[Entries shown]

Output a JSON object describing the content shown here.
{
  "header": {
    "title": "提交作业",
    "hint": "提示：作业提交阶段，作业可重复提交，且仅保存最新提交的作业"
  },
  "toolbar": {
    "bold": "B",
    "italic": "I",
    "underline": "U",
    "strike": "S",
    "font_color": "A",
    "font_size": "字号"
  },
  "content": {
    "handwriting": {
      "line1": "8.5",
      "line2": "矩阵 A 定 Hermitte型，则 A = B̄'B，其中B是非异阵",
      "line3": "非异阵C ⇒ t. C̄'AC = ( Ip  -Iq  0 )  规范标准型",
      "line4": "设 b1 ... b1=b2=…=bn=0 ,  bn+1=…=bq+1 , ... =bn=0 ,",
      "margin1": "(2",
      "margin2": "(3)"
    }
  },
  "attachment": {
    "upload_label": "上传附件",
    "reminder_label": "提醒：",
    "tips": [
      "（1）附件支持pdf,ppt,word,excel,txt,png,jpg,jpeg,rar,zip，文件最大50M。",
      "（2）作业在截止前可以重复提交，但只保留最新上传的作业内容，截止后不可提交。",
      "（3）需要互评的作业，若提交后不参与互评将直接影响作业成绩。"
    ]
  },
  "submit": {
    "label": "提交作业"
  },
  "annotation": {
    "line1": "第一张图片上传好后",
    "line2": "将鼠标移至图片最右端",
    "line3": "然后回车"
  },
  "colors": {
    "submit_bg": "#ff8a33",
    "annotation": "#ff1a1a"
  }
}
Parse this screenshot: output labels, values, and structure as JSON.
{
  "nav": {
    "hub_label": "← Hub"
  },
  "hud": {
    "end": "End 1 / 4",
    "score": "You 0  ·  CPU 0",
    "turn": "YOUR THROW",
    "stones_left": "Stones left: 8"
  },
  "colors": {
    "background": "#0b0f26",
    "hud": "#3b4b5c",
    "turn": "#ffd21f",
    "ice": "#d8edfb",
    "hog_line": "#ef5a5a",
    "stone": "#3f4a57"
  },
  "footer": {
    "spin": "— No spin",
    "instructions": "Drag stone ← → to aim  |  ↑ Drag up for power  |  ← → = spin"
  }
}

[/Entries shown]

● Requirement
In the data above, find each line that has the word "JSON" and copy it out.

● Response below
Output a JSON object describing the content shown here.
Parse this screenshot: output labels, values, and structure as JSON.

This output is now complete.